**YOUR GOAL:** Restate the entries word for word, omitting nothing.

Start of MATERIALS PROVIDED

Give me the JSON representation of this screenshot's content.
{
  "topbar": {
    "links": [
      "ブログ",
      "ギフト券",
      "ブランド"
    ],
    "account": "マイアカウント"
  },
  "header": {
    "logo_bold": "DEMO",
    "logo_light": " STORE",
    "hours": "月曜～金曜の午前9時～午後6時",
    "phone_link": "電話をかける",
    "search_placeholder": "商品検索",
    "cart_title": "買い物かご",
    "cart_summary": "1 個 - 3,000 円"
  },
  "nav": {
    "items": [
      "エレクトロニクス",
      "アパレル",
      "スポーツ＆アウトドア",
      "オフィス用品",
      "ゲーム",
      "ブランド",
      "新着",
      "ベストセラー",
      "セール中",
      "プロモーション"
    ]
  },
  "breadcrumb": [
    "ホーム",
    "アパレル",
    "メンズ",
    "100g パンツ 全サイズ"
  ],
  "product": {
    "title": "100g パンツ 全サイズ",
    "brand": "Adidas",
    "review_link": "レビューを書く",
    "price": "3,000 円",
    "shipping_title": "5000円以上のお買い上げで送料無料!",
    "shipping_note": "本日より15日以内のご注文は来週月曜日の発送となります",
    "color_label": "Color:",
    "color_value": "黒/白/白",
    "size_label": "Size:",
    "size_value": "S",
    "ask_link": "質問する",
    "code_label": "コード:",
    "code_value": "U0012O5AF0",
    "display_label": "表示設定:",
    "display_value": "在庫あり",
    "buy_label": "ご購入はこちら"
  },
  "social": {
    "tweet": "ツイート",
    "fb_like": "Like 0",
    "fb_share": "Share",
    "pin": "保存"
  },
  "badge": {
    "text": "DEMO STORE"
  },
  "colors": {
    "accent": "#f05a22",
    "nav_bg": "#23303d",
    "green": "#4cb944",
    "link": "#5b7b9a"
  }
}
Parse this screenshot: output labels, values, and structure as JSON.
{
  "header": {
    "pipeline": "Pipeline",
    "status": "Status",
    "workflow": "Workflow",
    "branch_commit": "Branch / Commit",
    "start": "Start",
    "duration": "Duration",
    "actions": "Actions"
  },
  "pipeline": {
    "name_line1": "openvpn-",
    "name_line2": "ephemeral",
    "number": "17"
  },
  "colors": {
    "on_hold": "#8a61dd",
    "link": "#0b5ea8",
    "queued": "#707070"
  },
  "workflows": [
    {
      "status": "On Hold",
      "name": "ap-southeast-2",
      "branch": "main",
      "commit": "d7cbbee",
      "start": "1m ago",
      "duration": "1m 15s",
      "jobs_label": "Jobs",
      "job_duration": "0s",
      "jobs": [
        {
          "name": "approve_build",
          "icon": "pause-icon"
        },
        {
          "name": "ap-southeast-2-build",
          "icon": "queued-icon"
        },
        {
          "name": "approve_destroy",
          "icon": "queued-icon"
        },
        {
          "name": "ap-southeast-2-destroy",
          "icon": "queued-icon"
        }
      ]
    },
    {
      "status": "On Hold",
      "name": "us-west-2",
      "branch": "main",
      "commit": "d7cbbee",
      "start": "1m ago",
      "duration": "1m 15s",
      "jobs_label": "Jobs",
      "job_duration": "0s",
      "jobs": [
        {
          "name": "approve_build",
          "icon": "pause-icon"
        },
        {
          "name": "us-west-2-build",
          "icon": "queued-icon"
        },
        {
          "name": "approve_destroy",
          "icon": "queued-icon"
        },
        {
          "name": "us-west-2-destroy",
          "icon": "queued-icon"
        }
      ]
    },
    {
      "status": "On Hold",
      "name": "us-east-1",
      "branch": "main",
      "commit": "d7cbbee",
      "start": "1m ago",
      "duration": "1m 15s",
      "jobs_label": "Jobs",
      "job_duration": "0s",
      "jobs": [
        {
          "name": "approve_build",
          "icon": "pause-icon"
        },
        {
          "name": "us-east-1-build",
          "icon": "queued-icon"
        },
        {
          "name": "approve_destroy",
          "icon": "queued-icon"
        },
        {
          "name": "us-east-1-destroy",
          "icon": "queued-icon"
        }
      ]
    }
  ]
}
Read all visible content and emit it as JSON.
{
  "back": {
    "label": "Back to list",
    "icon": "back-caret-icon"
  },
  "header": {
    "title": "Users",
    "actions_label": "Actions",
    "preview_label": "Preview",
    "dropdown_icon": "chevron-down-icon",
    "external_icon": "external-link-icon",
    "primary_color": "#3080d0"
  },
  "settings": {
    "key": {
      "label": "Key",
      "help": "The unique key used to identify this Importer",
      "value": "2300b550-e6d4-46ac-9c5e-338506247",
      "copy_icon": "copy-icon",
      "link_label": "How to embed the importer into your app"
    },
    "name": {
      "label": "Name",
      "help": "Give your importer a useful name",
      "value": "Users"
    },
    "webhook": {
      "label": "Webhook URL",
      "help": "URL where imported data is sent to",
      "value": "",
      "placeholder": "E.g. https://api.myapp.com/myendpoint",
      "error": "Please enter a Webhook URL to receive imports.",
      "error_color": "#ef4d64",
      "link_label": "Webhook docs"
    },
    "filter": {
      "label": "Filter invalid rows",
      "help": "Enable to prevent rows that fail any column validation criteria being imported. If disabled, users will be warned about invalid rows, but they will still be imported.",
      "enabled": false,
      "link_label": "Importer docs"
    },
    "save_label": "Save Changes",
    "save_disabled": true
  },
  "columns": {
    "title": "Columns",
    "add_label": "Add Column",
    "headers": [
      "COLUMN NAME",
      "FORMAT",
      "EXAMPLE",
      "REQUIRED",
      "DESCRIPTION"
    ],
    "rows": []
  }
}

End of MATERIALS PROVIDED

**OUTPUT OF THE EXERCISE:**
Give me the JSON representation of this screenshot's content.
{
  "topbar": {
    "links": [
      "ブログ",
      "ギフト券",
      "ブランド"
    ],
    "account": "マイアカウント"
  },
  "header": {
    "logo_bold": "DEMO",
    "logo_light": " STORE",
    "hours": "月曜～金曜の午前9時～午後6時",
    "phone_link": "電話をかける",
    "search_placeholder": "商品検索",
    "cart_title": "買い物かご",
    "cart_summary": "1 個 - 3,000 円"
  },
  "nav": {
    "items": [
      "エレクトロニクス",
      "アパレル",
      "スポーツ＆アウトドア",
      "オフィス用品",
      "ゲーム",
      "ブランド",
      "新着",
      "ベストセラー",
      "セール中",
      "プロモーション"
    ]
  },
  "breadcrumb": [
    "ホーム",
    "アパレル",
    "メンズ",
    "100g パンツ 全サイズ"
  ],
  "product": {
    "title": "100g パンツ 全サイズ",
    "brand": "Adidas",
    "review_link": "レビューを書く",
    "price": "3,000 円",
    "shipping_title": "5000円以上のお買い上げで送料無料!",
    "shipping_note": "本日より15日以内のご注文は来週月曜日の発送となります",
    "color_label": "Color:",
    "color_value": "黒/白/白",
    "size_label": "Size:",
    "size_value": "S",
    "ask_link": "質問する",
    "code_label": "コード:",
    "code_value": "U0012O5AF0",
    "display_label": "表示設定:",
    "display_value": "在庫あり",
    "buy_label": "ご購入はこちら"
  },
  "social": {
    "tweet": "ツイート",
    "fb_like": "Like 0",
    "fb_share": "Share",
    "pin": "保存"
  },
  "badge": {
    "text": "DEMO STORE"
  },
  "colors": {
    "accent": "#f05a22",
    "nav_bg": "#23303d",
    "green": "#4cb944",
    "link": "#5b7b9a"
  }
}
Parse this screenshot: output labels, values, and structure as JSON.
{
  "header": {
    "pipeline": "Pipeline",
    "status": "Status",
    "workflow": "Workflow",
    "branch_commit": "Branch / Commit",
    "start": "Start",
    "duration": "Duration",
    "actions": "Actions"
  },
  "pipeline": {
    "name_line1": "openvpn-",
    "name_line2": "ephemeral",
    "number": "17"
  },
  "colors": {
    "on_hold": "#8a61dd",
    "link": "#0b5ea8",
    "queued": "#707070"
  },
  "workflows": [
    {
      "status": "On Hold",
      "name": "ap-southeast-2",
      "branch": "main",
      "commit": "d7cbbee",
      "start": "1m ago",
      "duration": "1m 15s",
      "jobs_label": "Jobs",
      "job_duration": "0s",
      "jobs": [
        {
          "name": "approve_build",
          "icon": "pause-icon"
        },
        {
          "name": "ap-southeast-2-build",
          "icon": "queued-icon"
        },
        {
          "name": "approve_destroy",
          "icon": "queued-icon"
        },
        {
          "name": "ap-southeast-2-destroy",
          "icon": "queued-icon"
        }
      ]
    },
    {
      "status": "On Hold",
      "name": "us-west-2",
      "branch": "main",
      "commit": "d7cbbee",
      "start": "1m ago",
      "duration": "1m 15s",
      "jobs_label": "Jobs",
      "job_duration": "0s",
      "jobs": [
        {
          "name": "approve_build",
          "icon": "pause-icon"
        },
        {
          "name": "us-west-2-build",
          "icon": "queued-icon"
        },
        {
          "name": "approve_destroy",
          "icon": "queued-icon"
        },
        {
          "name": "us-west-2-destroy",
          "icon": "queued-icon"
        }
      ]
    },
    {
      "status": "On Hold",
      "name": "us-east-1",
      "branch": "main",
      "commit": "d7cbbee",
      "start": "1m ago",
      "duration": "1m 15s",
      "jobs_label": "Jobs",
      "job_duration": "0s",
      "jobs": [
        {
          "name": "approve_build",
          "icon": "pause-icon"
        },
        {
          "name": "us-east-1-build",
          "icon": "queued-icon"
        },
        {
          "name": "approve_destroy",
          "icon": "queued-icon"
        },
        {
          "name": "us-east-1-destroy",
          "icon": "queued-icon"
        }
      ]
    }
  ]
}
Read all visible content and emit it as JSON.
{
  "back": {
    "label": "Back to list",
    "icon": "back-caret-icon"
  },
  "header": {
    "title": "Users",
    "actions_label": "Actions",
    "preview_label": "Preview",
    "dropdown_icon": "chevron-down-icon",
    "external_icon": "external-link-icon",
    "primary_color": "#3080d0"
  },
  "settings": {
    "key": {
      "label": "Key",
      "help": "The unique key used to identify this Importer",
      "value": "2300b550-e6d4-46ac-9c5e-338506247",
      "copy_icon": "copy-icon",
      "link_label": "How to embed the importer into your app"
    },
    "name": {
      "label": "Name",
      "help": "Give your importer a useful name",
      "value": "Users"
    },
    "webhook": {
      "label": "Webhook URL",
      "help": "URL where imported data is sent to",
      "value": "",
      "placeholder": "E.g. https://api.myapp.com/myendpoint",
      "error": "Please enter a Webhook URL to receive imports.",
      "error_color": "#ef4d64",
      "link_label": "Webhook docs"
    },
    "filter": {
      "label": "Filter invalid rows",
      "help": "Enable to prevent rows that fail any column validation criteria being imported. If disabled, users will be warned about invalid rows, but they will still be imported.",
      "enabled": false,
      "link_label": "Importer docs"
    },
    "save_label": "Save Changes",
    "save_disabled": true
  },
  "columns": {
    "title": "Columns",
    "add_label": "Add Column",
    "headers": [
      "COLUMN NAME",
      "FORMAT",
      "EXAMPLE",
      "REQUIRED",
      "DESCRIPTION"
    ],
    "rows": []
  }
}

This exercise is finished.